◆ EXERCISE DESCRIPTION
Below are some entries. Copy each line in them that holds "Орджоникидзе".

◆ DATA SUPPLIED
BEGIN

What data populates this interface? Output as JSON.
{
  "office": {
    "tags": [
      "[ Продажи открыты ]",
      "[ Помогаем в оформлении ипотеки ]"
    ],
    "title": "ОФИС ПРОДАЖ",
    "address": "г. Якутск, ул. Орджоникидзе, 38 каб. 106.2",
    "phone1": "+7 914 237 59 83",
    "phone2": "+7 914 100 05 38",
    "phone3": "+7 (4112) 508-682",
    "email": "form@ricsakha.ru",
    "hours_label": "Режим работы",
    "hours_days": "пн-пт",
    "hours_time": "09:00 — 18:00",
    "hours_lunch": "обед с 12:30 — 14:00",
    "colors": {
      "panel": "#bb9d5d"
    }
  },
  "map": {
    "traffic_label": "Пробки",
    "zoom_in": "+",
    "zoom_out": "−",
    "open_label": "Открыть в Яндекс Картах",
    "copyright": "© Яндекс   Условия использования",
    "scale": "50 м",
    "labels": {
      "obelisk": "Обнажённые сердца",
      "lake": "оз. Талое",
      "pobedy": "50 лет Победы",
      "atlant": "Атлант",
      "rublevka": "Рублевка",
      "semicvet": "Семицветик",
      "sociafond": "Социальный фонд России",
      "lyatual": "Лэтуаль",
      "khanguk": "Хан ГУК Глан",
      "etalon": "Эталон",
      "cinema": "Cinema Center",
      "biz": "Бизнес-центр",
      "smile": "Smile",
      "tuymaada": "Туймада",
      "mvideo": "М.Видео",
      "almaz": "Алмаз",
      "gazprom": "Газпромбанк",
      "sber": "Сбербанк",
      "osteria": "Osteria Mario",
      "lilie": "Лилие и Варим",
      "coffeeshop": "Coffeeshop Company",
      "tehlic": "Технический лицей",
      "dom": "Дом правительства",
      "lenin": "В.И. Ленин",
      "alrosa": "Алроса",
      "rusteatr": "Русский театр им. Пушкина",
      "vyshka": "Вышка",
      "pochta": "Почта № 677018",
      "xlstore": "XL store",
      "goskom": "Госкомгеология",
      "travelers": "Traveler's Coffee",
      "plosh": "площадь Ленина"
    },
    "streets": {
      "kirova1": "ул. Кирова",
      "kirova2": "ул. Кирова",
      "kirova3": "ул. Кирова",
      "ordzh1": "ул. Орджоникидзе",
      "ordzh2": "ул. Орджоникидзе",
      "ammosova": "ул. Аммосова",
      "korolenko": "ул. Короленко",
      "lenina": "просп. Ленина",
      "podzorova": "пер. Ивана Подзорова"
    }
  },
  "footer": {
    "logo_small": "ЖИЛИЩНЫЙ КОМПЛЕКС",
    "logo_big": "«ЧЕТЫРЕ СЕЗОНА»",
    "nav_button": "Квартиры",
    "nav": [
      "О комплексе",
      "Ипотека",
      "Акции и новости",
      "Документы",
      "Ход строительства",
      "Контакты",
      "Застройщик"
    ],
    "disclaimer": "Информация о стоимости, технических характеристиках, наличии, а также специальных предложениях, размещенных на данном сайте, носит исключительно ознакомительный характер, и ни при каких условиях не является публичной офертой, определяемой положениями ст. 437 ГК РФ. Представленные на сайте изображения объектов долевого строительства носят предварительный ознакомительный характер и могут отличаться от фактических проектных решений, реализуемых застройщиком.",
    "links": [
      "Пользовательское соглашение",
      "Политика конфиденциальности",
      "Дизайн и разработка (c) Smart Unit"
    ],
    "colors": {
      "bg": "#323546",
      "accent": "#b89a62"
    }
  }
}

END

◆ ANSWER TO THIS TASK
    "address": "г. Якутск, ул. Орджоникидзе, 38 каб. 106.2",
      "ordzh1": "ул. Орджоникидзе",
      "ordzh2": "ул. Орджоникидзе",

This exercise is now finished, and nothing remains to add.